Dyslexia doesn't just make it hard to read. Sometimes it makes a kid feel left out.
In Northeast Wisconsin, kids and their parents can turn to a church for dyslexia support. Thanks in part to a Neighbors in Need grant from the United Church of Christ, Union Congregational UCC in Green Bay regularly welcomes dozens of kids for one-on-one tutoring at its On the Mark Dyslexia Clinic.
One of them is Max Boudwin. As a 5th-grader, he worked around his disability as best he could. For story problems in math, he buddied up with a classmate. He avoided taking reading parts when his class led the liturgy at his Catholic school. But it didn't always work. Card games and directional signs posed problems. If he was watching a movie with captions, he would miss all or part of the story and couldn't join in conversations with friends afterwards. "It really kept him from getting involved in class or with his friends," said his mother, Kelly Boudwin.
Max started at the On the Mark clinic the summer before 6th grade. His reading – and confidence – immediately improved. Now in 7th grade, "he is thriving and not afraid to raise his hand for fear of getting laughed at," Kelly said. "His whole demeanor has changed for the better. He is happy to get up in front of the whole school, as well as the parish community, and do a reading."
Wisconsin is one of only two U.S. states that does not require dyslexia instruction in public schools, so demand is high. "When I applied for the NIN funds, I was anticipating possibly 40 students for the 2019 summer program," said Executive Director Patricia Shafer. Fifty-four have been coming to appointments, Monday through Thursday, 8 a.m. to 4 p.m. After a $25 registration free, the tutoring is free. Last school year, with hours from 1 to 7 p.m., the clinic was already serving 28 students regularly, grades K through 12. They travel as far as 40 miles to the downtown clinic.
For Shafer, a retired teacher and a member of Union Congregational, the clinic's work connects with past UCC General Synod resolutions on justice for people with disabilities. "It's really a justice issue for these kids who aren't getting the instruction they need," she said. "We have a boy who is now being home-schooled because he was being bullied in high school. The teachers weren't believing he was struggling as much as he was. After he started at the clinic, his parents wrote me, 'We have never witnessed such an improvement in our son’s reading and writing.' We just get comments like that all the time."
The clinic started in June 2018 with a grant of $8,000 from the congregation's Gifts and Memorials Fund.

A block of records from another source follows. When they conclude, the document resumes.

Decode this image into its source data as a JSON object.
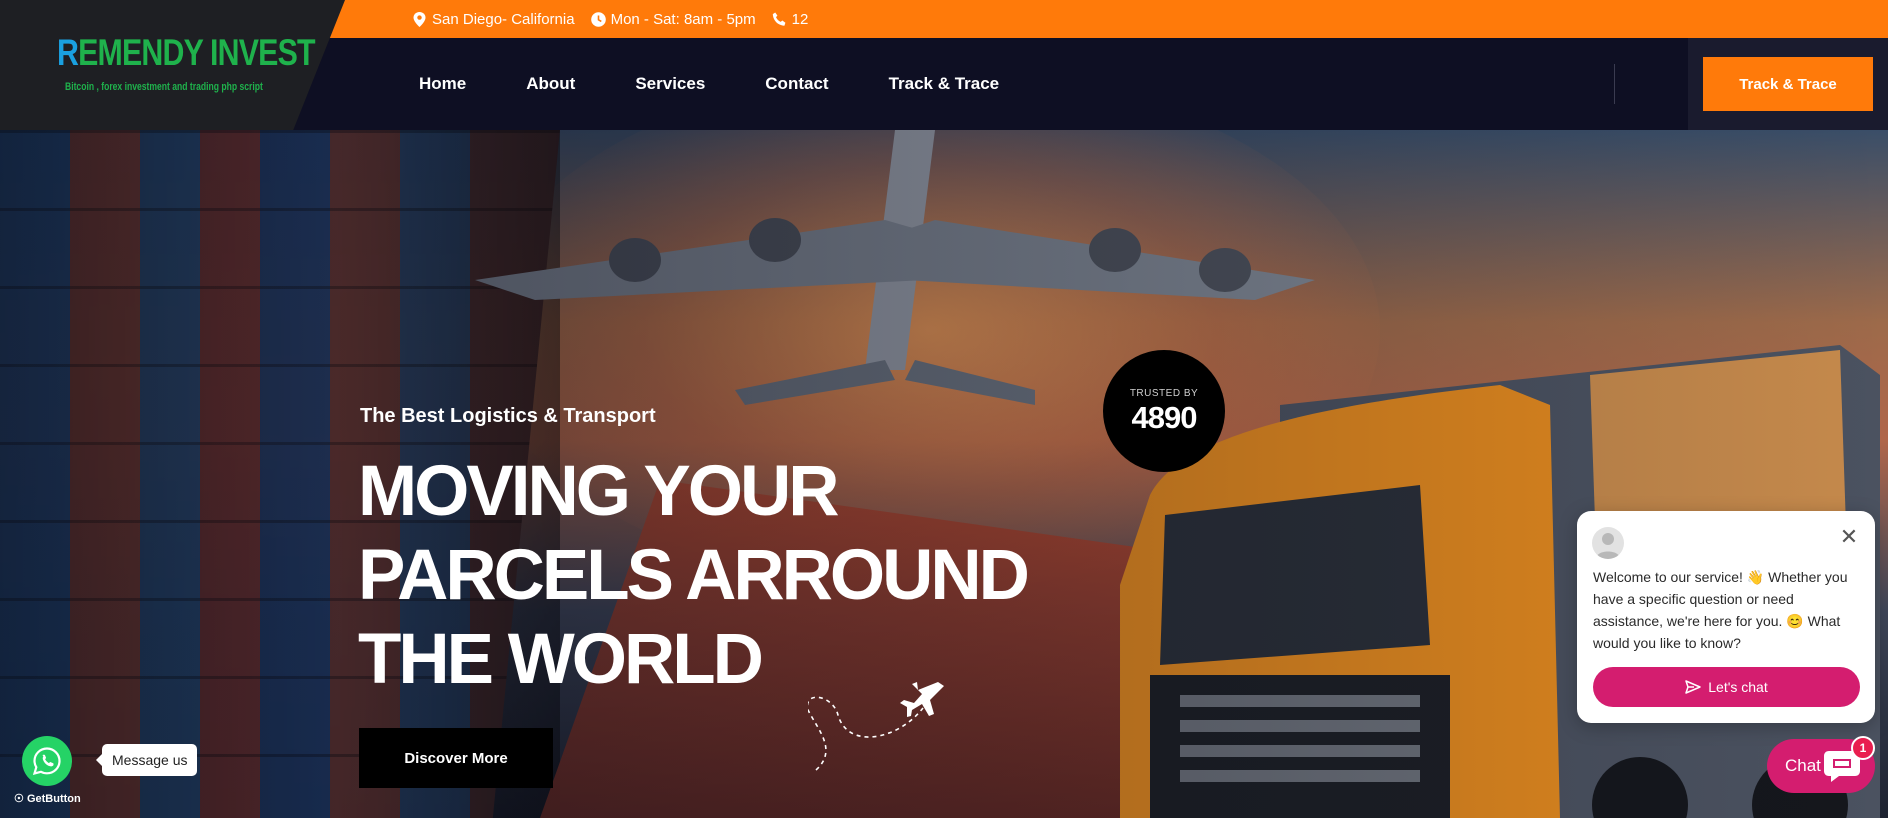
{
  "brand": {
    "name_first": "R",
    "name_rest": "EMENDY INVEST",
    "tagline": "Bitcoin , forex investment and trading php script"
  },
  "topbar": {
    "location": "San Diego- California",
    "hours": "Mon - Sat: 8am - 5pm",
    "phone": "12"
  },
  "nav": {
    "items": [
      "Home",
      "About",
      "Services",
      "Contact",
      "Track & Trace"
    ],
    "cta_label": "Track & Trace"
  },
  "hero": {
    "tagline": "The Best Logistics & Transport",
    "headline": [
      "MOVING YOUR",
      "PARCELS ARROUND",
      "THE WORLD"
    ],
    "button_label": "Discover More",
    "trusted_label": "TRUSTED BY",
    "trusted_count": "4890"
  },
  "whatsapp": {
    "label": "Message us",
    "credit": "GetButton"
  },
  "chat": {
    "message": "Welcome to our service! 👋 Whether you have a specific question or need assistance, we're here for you. 😊 What would you like to know?",
    "button_label": "Let's chat",
    "launcher_label": "Chat",
    "badge_count": "1"
  },
  "colors": {
    "accent": "#ff7a0a",
    "navy": "#0e0f23",
    "brand_green": "#1fb24c",
    "chat_pink": "#d41d6f",
    "whatsapp_green": "#25d366"
  }
}
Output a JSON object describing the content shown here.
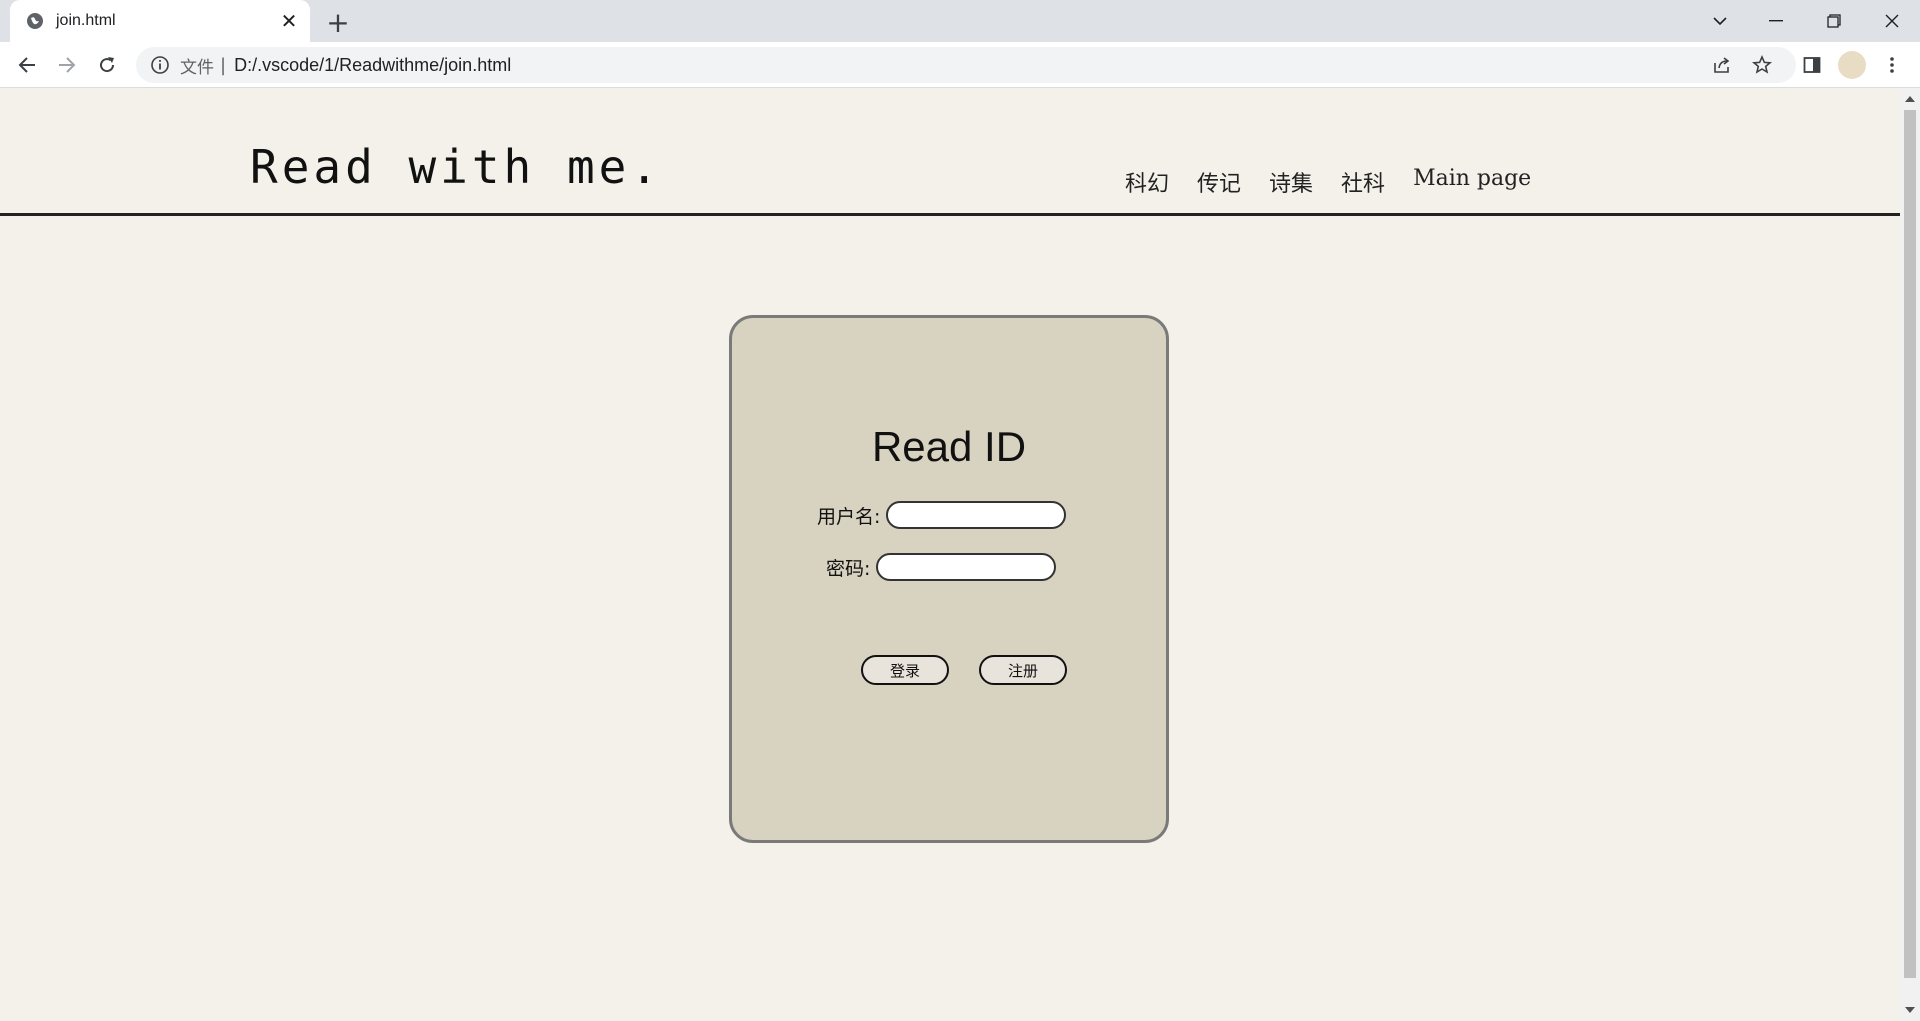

It costs about $1,000 a month to run the clinic, Shafer said, including curriculum costs, tutor stipends ($12 per hour), insurance and phone expenses. The church charges no rent. Shafer volunteers her time, as do half of the program's 16 summer tutors. Training can be expensive; a recent session for several new tutors was $7,500. This year's $3,000 NIN grant helped pay for summer tutors and Wilson Reading System instructional materials.
The church contributes in other ways, too. Members ran a campaign for clinic supplies and donated gift cards for its box of "treasures" that students can earn. Beside Shafer, four Union Congregational members are tutors. Others volunteer to be present when a second adult is needed to conform with the Safe Church policies that the congregation and the clinic both follow.
Families contribute, too. Parents have become tutors and made cash donations. And a $5,000 contribution came from a local company with connections to two families that use the clinic.
Holly Jeskewitz sends both her daughters to the clinic. The younger, 6, had classic dyslexic symptoms that included not only reading frustrations but also speech difficulties and putting shoes on backwards. "The clinic has helped improve her self-confidence, which in turn has helped her with her satisfaction at school," Jeskewitz said. The elder, now 10, went from the bottom to the top of her class in math, got up to average in reading and has increased her confidence.
"Once she was informed as to what Dyslexia is, and that oftentimes some of the most successful individuals are dyslexic, she carries this diagnosis with pride," Jeskewitz said. "The clinic is amazing."
Neighbors in Need (NIN) is a special mission offering of the UCC that supports ministries of justice and compassion throughout the United States. Applications are now being taken here for the next round of NIN grants. The deadline is Monday, Sept. 30. The suggested date for congregations to receive the 2019 offering is Sunday, Oct. 6.